A three-year investigation of the causes of the San José mine accident, in which 33 miners stayed trapped underground for 69 days in 2010, has resolved that nobody is to blame. Attorney-General Héctor Mella, of the Atacama District Attorney’s office, assured that there was not enough evidence for an indictment.
The miners have not taken the news well. “Today, they’ve killed us,” said Mario Sepúlveda, one of the rescued miners, to Chilean radio station ADN.
The San José copper mine, in northern Chile, collapsed on August 5, 2010. It took two weeks to find out what had happened to the miners: to the world’s relief and Chile’s euphoria, all 33 were alive and safe. With the help of the international community, three months later all men were brought to the surface alive.
The Atacama District Attorney’s office started an investigation almost immediately, to determine who had to answer for the lack of safety measures. The process pointed at the Servicio Nacional de Geología y Minería, the public institution that supervises mining, and the owners of San José, Alejandro Bohn and Marcelo Kemeny. However, they did not find evidence that supported malpractice or a human error.
“We always maintained that 'the 33' [as the event has come to be known in Chile] was a horrible accident, it was just that: an accident,” said attorney Catalina Lathrop to Chilean newspaper La Tercera. “My clients had no responsibility in what happened.”

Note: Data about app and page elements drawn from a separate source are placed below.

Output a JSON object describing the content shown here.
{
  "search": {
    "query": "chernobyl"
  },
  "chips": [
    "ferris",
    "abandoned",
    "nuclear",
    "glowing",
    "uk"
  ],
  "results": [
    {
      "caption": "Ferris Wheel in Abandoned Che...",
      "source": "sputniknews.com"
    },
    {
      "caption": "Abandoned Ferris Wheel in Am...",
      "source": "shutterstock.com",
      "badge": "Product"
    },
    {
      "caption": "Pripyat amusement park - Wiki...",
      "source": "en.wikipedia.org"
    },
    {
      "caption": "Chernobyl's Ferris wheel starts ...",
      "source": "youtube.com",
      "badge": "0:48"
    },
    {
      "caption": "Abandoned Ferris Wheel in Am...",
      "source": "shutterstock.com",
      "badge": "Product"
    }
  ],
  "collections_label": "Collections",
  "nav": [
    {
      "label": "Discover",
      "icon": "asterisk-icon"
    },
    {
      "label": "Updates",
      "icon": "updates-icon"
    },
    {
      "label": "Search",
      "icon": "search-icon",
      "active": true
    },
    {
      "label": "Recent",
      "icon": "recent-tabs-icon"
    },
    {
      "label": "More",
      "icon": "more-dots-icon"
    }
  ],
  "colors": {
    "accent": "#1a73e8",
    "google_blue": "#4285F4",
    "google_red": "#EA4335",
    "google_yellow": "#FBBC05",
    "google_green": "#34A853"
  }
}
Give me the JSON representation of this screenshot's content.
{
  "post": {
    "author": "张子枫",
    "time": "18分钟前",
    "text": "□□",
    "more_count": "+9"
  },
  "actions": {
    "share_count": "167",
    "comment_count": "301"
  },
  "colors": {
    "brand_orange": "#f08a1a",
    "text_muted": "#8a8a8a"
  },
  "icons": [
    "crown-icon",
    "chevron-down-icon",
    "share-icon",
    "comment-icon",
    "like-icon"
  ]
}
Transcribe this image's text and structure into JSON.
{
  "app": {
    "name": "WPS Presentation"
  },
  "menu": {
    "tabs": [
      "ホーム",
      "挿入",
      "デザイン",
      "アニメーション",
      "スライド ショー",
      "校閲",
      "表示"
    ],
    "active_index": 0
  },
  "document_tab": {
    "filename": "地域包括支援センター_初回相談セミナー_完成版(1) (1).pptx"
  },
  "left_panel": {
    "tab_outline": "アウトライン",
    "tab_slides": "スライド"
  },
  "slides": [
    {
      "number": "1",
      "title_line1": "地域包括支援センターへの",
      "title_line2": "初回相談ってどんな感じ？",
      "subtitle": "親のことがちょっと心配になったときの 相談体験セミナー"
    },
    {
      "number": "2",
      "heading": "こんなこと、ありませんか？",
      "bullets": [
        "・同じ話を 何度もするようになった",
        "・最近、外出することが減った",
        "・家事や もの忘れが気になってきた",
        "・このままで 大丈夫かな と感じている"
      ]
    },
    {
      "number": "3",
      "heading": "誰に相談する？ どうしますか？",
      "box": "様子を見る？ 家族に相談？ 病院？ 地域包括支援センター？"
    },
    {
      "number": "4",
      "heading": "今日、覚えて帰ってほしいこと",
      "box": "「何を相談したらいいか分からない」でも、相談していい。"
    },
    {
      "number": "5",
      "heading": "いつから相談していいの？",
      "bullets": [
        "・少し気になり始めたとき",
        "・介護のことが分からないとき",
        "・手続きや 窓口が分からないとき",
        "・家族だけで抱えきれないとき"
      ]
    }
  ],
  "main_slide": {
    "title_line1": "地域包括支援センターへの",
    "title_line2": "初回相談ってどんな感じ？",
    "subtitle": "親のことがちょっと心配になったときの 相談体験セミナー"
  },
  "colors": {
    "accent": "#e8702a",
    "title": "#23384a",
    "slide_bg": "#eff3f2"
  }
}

The miners made their unhappiness over the decision well known, emphasizing that all live in precarious economic situations. Some of them still suffer from Post-Traumatic Stress Disorder. “I am patriotic, I love my Chile, and I want Chile to do justice,” said Sepúlveda, who has been acting as spokesman for the group.
They are now waiting for the resolution of their lawsuit, which demands $500,000 in damages for each of them. Most are still not working, and they live off the $13,000 they received for the rights of the movie that it is being filmed on their story.
The Ministry of Defense has asked of the owners of the mine, who declared bankruptcy after the accident, to pay $5 million to compensate for the costs of the rescue, which needed the help of foreign companies and the expertise of NASA.
Patricia covers Latin America for the International Business Times.
Before joining IBT in March 2013, she worked at BBC America in New York, La República in Lima...